◆ **Your assignment**
Among the entries, find the lines with the string "eWON" and copy them.

◆ **Recorded information**
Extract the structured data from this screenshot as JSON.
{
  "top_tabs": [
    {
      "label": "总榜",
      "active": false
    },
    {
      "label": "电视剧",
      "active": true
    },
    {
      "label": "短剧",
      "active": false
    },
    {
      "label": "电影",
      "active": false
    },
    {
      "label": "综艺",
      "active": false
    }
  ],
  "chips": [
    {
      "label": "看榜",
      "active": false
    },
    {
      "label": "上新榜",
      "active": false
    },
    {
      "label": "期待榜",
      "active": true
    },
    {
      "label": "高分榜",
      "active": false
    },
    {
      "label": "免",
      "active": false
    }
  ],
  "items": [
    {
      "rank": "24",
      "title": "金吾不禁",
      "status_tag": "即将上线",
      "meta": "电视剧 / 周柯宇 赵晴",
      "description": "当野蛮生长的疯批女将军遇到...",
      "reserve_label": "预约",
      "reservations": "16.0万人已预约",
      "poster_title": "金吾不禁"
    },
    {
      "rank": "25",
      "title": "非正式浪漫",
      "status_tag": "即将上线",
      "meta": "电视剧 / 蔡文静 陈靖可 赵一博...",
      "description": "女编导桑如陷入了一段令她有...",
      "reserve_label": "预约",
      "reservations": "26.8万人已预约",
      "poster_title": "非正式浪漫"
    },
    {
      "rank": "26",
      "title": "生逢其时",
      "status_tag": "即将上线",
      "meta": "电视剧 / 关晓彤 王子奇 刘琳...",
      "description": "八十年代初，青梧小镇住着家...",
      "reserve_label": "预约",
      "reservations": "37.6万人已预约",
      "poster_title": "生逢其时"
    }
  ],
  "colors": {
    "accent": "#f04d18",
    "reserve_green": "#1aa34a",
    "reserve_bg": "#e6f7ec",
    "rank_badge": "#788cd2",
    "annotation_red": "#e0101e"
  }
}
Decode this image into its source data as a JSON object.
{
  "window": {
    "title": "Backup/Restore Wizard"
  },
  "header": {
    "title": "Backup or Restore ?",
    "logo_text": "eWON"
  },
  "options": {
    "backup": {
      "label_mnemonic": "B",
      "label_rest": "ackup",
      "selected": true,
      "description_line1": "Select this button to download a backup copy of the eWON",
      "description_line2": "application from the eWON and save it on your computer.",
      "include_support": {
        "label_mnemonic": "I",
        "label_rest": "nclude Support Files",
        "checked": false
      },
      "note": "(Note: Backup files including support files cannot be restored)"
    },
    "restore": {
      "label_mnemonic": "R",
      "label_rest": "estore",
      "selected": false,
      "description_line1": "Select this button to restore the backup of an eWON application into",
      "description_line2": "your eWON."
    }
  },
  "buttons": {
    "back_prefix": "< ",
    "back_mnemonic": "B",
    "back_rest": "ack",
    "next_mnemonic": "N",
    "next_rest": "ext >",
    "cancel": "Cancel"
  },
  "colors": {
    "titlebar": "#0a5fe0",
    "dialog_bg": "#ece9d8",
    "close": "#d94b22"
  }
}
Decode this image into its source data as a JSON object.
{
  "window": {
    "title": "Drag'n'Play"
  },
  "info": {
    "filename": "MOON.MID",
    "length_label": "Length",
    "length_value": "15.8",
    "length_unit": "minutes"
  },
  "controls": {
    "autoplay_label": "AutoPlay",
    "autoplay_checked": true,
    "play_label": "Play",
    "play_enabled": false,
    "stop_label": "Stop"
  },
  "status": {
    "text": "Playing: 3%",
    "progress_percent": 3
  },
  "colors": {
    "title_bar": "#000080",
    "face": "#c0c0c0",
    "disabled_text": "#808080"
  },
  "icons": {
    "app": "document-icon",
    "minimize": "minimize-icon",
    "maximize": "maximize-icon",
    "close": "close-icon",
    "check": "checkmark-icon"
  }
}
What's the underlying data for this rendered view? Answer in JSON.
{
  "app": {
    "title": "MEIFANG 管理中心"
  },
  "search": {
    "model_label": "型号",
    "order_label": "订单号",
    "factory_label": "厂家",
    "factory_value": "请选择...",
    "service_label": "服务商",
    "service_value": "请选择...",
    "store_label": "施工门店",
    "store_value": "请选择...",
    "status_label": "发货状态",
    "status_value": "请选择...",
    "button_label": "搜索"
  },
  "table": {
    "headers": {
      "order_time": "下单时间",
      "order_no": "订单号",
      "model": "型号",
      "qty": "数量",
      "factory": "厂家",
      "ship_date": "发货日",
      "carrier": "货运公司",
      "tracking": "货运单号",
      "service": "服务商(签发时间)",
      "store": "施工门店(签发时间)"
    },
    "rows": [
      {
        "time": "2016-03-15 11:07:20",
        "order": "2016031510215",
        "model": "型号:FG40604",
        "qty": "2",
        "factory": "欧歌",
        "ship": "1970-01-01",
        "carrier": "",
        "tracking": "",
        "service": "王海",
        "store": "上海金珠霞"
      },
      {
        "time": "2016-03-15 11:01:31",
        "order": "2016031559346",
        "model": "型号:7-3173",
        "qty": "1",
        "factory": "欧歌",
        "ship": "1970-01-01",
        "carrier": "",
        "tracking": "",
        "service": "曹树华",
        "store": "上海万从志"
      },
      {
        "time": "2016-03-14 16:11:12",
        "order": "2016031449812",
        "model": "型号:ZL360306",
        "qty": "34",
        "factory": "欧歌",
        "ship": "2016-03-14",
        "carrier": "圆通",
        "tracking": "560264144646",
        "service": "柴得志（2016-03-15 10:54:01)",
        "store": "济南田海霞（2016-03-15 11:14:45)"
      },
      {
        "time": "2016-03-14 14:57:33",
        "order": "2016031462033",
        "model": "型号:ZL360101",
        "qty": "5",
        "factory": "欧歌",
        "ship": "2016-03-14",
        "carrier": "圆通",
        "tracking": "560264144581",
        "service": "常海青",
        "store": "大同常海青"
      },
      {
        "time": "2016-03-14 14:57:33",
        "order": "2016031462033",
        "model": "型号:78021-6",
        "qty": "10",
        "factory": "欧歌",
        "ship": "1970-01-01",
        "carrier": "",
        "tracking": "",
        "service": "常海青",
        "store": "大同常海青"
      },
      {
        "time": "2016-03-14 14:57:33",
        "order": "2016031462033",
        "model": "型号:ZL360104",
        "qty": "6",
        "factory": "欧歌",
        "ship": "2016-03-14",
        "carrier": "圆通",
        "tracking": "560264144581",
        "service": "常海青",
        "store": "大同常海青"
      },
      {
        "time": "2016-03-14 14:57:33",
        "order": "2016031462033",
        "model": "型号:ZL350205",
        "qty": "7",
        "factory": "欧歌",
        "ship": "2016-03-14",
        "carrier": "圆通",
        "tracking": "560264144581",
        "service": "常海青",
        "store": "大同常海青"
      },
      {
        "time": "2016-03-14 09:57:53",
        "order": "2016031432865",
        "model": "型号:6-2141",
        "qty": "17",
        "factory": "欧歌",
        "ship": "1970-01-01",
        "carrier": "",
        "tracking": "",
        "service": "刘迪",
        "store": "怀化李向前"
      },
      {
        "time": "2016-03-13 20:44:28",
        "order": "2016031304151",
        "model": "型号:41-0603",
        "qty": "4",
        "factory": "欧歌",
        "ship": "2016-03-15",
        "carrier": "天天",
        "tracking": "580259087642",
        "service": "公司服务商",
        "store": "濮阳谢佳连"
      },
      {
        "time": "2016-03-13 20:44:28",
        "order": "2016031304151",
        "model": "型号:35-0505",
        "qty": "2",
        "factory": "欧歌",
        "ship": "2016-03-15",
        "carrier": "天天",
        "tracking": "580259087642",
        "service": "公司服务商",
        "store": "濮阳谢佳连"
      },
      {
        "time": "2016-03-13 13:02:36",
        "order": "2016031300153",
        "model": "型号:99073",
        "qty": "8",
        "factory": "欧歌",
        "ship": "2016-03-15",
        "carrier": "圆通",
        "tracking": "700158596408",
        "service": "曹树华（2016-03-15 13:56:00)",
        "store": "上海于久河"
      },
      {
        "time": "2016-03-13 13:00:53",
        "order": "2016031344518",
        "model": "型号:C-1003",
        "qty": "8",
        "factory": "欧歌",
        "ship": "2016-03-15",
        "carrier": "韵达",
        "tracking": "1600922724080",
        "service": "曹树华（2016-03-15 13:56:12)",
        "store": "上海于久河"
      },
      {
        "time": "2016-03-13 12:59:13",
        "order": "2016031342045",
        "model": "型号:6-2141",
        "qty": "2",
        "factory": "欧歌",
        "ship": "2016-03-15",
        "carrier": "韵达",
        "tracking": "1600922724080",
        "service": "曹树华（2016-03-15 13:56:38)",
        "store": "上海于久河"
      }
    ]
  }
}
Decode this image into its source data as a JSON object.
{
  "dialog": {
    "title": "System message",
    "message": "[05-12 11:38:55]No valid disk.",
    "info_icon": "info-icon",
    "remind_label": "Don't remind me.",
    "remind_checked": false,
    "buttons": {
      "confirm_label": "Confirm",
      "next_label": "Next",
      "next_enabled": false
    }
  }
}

◆ **Answer section**
    "logo_text": "eWON"
      "description_line1": "Select this button to download a backup copy of the eWON",
      "description_line2": "application from the eWON and save it on your computer.",
      "description_line1": "Select this button to restore the backup of an eWON application into",
      "description_line2": "your eWON."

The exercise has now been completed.